Deadliest Catch: Alaskan Storm Review
By Corey Stoneburner |
In the realm of videogames, unusual releases are both highly anticipated and regularly abhorred. Where one gamer sees a unique diamond in the rough, another gamer will see something terrible. Deadliest Catch: Alaskan Storm can easily be classified as one of those games. Based on the hit Discovery Channel show Deadliest Catch, Alaskan Storm is a true simulation of the experience portrayed throughout the series. For those unfamiliar with the show, Deadliest Catch follows the lives of Alaskan crab fishermen who risk life and limb for the massive amounts of money involved in their industry. And if you think I'm being facetious in my risk comment, keep in mind that crabbing off of Alaska's Aleutian Islands is considered one of the world's deadliest jobs... hence the name of the show and game.
Alaskan Storm is a simulation and strategy game through and through, requiring critical thinking and planning to succeed. If you're not a fan of sims, you should know immediately that this game isn't for you. The experience that it does provide for fans of the show and fans of simulation-style games is a deep and engrossing one, however. Its crossover appeal between fanatics of the show and fans of simulation games in general is immediately evident as soon as you start up a new career, for you can either pick from some of the show's better-known ships (such as the Northwestern) or create your own from thin air. But that only scratches the surface of the game's depth. After choosing your ship, you have to hire a crew, outfit your ship with fuel, buy bait and other crabbing essentials and plot a route before you even leave the harbor.
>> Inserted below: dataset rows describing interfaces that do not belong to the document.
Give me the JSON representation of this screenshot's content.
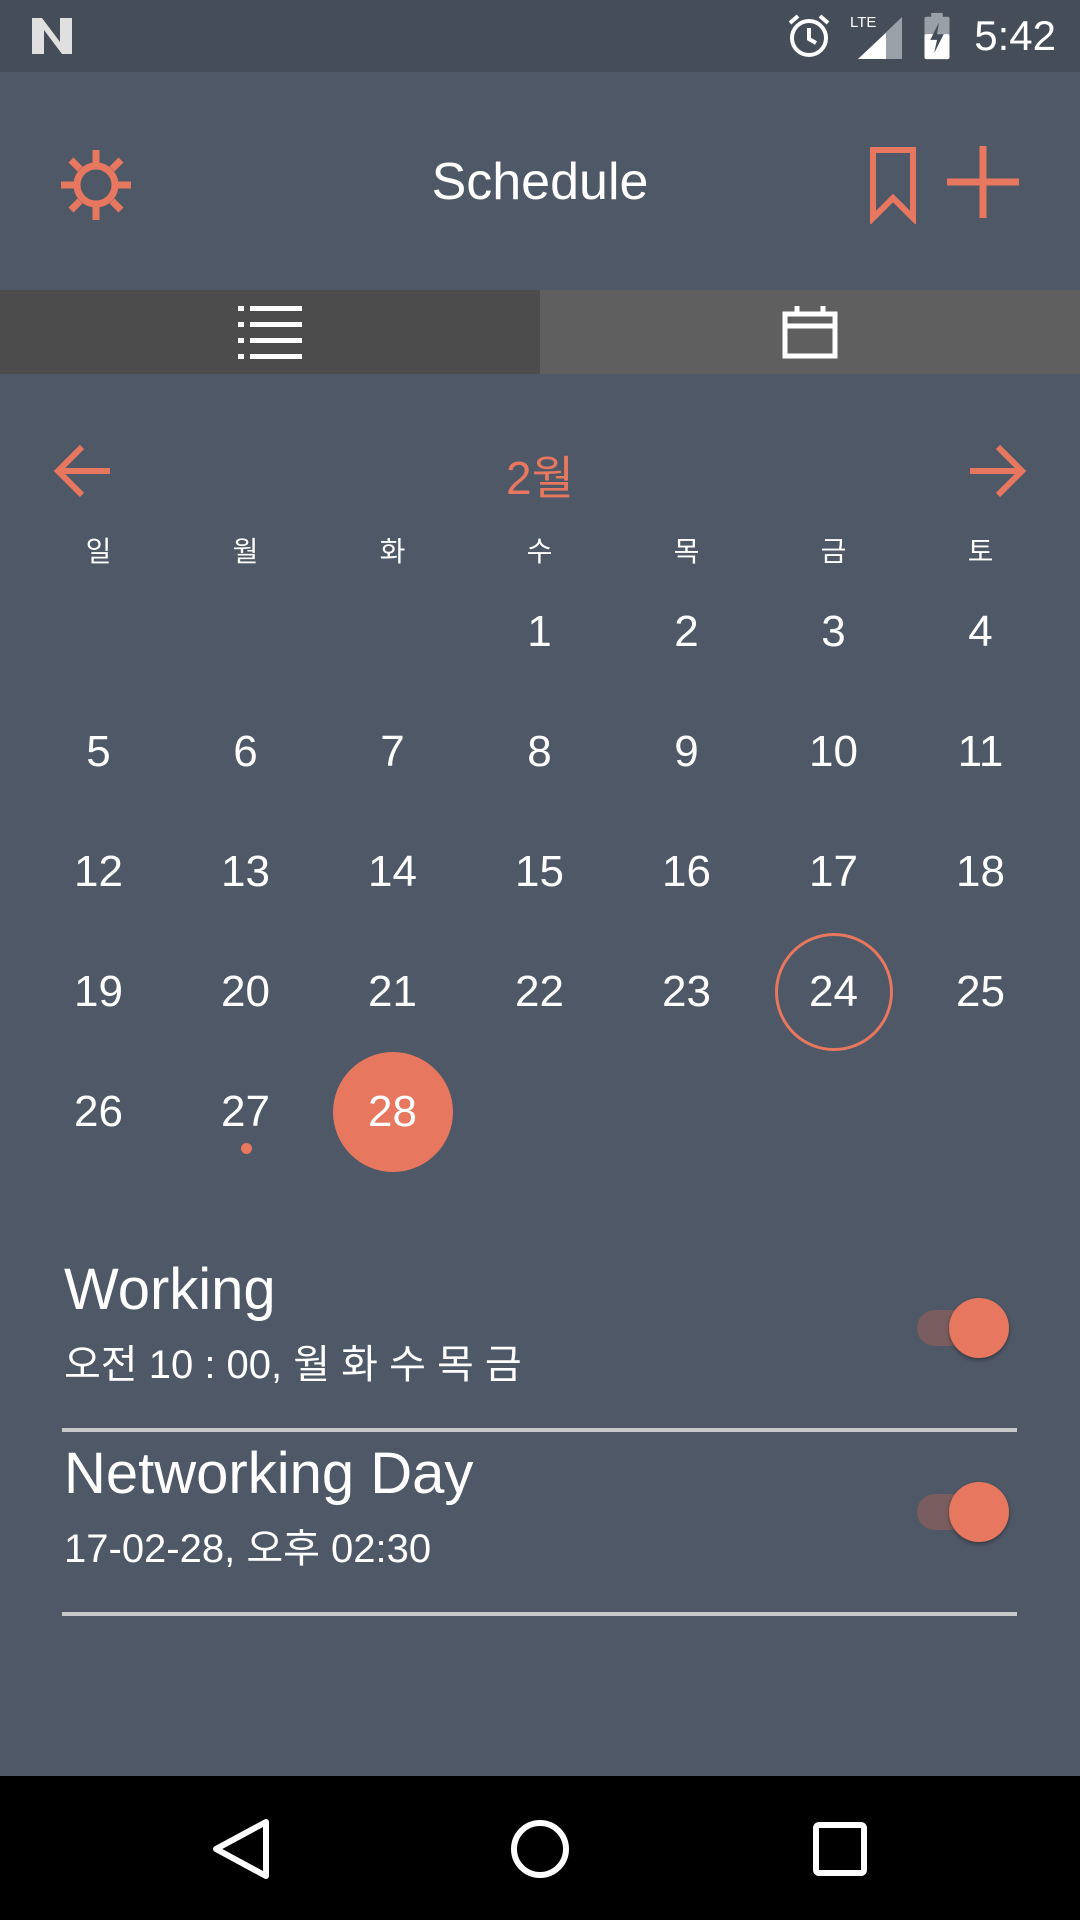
{
  "status_bar": {
    "time": "5:42",
    "network": "LTE"
  },
  "app_bar": {
    "title": "Schedule",
    "accent_color": "#e8775f",
    "icons": [
      "settings-gear-icon",
      "bookmark-icon",
      "plus-icon"
    ]
  },
  "tabs": [
    {
      "name": "list-view",
      "icon": "list-icon",
      "selected": false
    },
    {
      "name": "calendar-view",
      "icon": "calendar-icon",
      "selected": true
    }
  ],
  "calendar": {
    "month_label": "2월",
    "weekdays": [
      "일",
      "월",
      "화",
      "수",
      "목",
      "금",
      "토"
    ],
    "weeks": [
      [
        "",
        "",
        "",
        "1",
        "2",
        "3",
        "4"
      ],
      [
        "5",
        "6",
        "7",
        "8",
        "9",
        "10",
        "11"
      ],
      [
        "12",
        "13",
        "14",
        "15",
        "16",
        "17",
        "18"
      ],
      [
        "19",
        "20",
        "21",
        "22",
        "23",
        "24",
        "25"
      ],
      [
        "26",
        "27",
        "28",
        "",
        "",
        "",
        ""
      ]
    ],
    "today": "24",
    "selected": "28",
    "event_days": [
      "27"
    ]
  },
  "schedules": [
    {
      "title": "Working",
      "detail": "오전 10 : 00, 월 화 수 목 금",
      "enabled": true
    },
    {
      "title": "Networking Day",
      "detail": "17-02-28, 오후 02:30",
      "enabled": true
    }
  ],
  "nav_bar": {
    "buttons": [
      "back-icon",
      "home-icon",
      "recents-icon"
    ]
  }
}
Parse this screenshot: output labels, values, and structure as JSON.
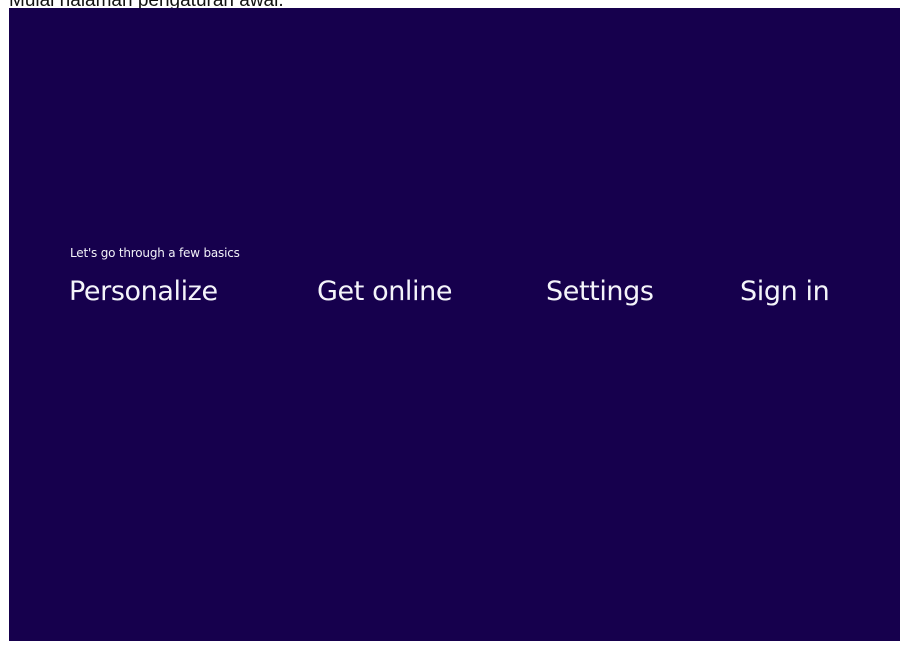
{
  "caption": "Mulai halaman pengaturan awal.",
  "setup": {
    "subtitle": "Let's go through a few basics",
    "steps": [
      {
        "label": "Personalize"
      },
      {
        "label": "Get online"
      },
      {
        "label": "Settings"
      },
      {
        "label": "Sign in"
      }
    ],
    "background_color": "#16004d",
    "text_color": "#ffffff"
  }
}
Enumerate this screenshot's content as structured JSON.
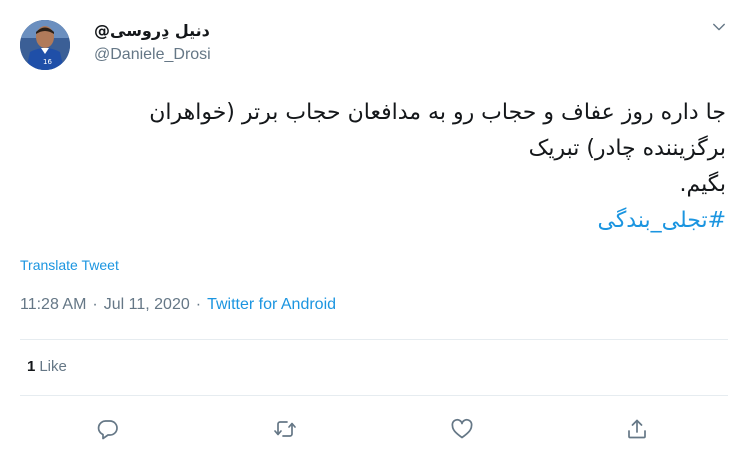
{
  "author": {
    "display_name": "@دنیل دِروسی",
    "handle": "@Daniele_Drosi",
    "avatar_jersey_number": "16"
  },
  "tweet": {
    "lines": [
      "جا داره روز عفاف و حجاب رو به مدافعان حجاب برتر (خواهران",
      "برگزیننده چادر) تبریک",
      "بگیم."
    ],
    "hashtag": "#تجلی_بندگی"
  },
  "translate_label": "Translate Tweet",
  "meta": {
    "time": "11:28 AM",
    "separator1": "·",
    "date": "Jul 11, 2020",
    "separator2": "·",
    "source": "Twitter for Android"
  },
  "stats": {
    "likes_count": "1",
    "likes_label": "Like"
  },
  "icons": {
    "caret": "chevron-down-icon",
    "reply": "reply-icon",
    "retweet": "retweet-icon",
    "like": "heart-icon",
    "share": "share-icon"
  },
  "colors": {
    "link": "#1b95e0",
    "muted": "#657786",
    "text": "#14171a",
    "divider": "#e6ecf0"
  }
}
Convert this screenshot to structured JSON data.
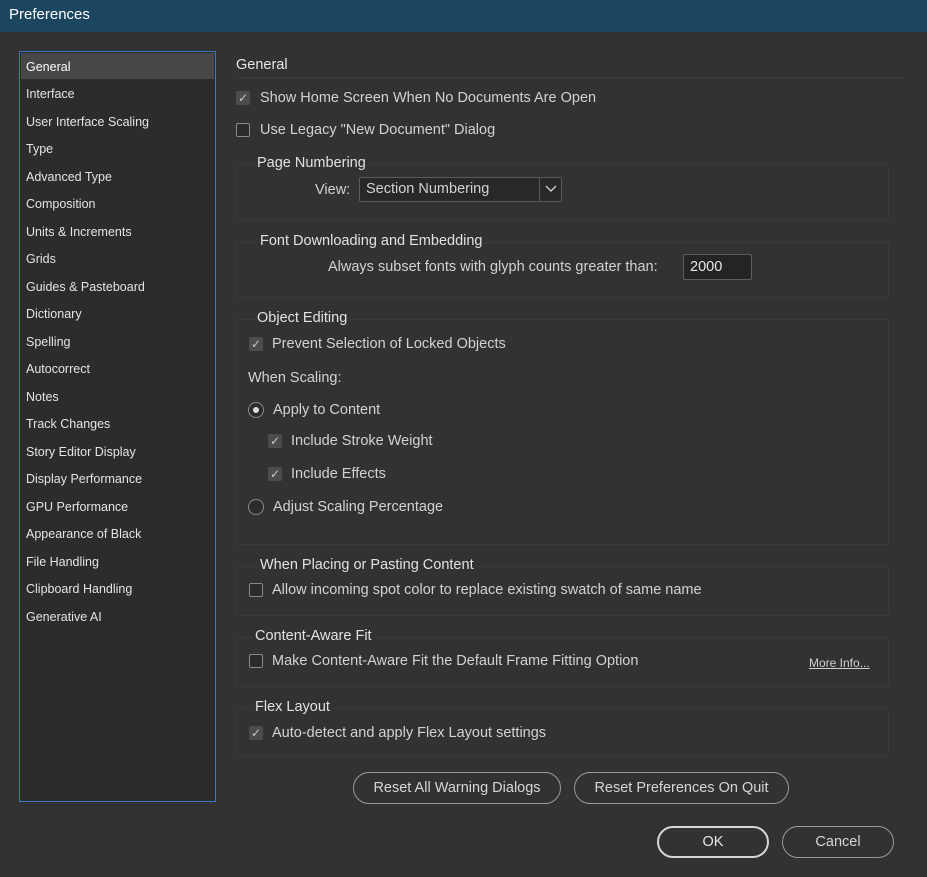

Hiring your crew is perhaps the most daunting of your early tasks in the game, because there's a lot to balance out and consider. The more desirable crew members, those who have extensive skills and experience, can't provide the makeup of your entire party. They simply cost too much. Instead, you'll have to balance out your party between experienced members and outright novices (called greenhorns) who are completely new to crabbing. You'll also have to keep an eye out for the individual skills of each member of your party so that all five jobs -- Deck Boss, Engineer, Medic, Cook and Bait Boy -- can be filled out to the best of each member's ability. When you've done that, you then have to carefully balance out your purchased cargo, because no ship can carry the maximum amount of fuel, bait and pots you'll want to have with you. Instead, you'll have to compromise one for the other, over and over again as you play.
If you're not a fan of the television show then you will be introduced to a lot of new terminology while playing the game. For instance, the term "pots" refers to the bait-lined traps crabbers drop into the water to lure in their catch, while a "bait boy" is usually the lowest ranking member of a ship's team who prepares pots for deployment. This can be incredibly confusing, but that's where Captain Sig Hansen comes into play. Captain Sig is the most well-known ship captain from the Discovery Channel show, and he appears in the game time and time again to explain what's going on around you.
Create your own boat or use one the show has made famous.These videos offer a real draw to fans of the show, but their importance is much greater than that, because Sig will let you know when you're doing something right or something wrong, especially during the game's lengthy opening tutorial. He'll appear less and less as you start moving through the game's crabbing seasons (usually only when you've done something you haven't done before, such as stacking a pot instead of redeploying it in an area chock-full of crabs), but his appearance certainly ties together the game and the license nicely. Developer Liquid Dragon Studios should certainly be commended for making sure the game absolutely reeks of its license.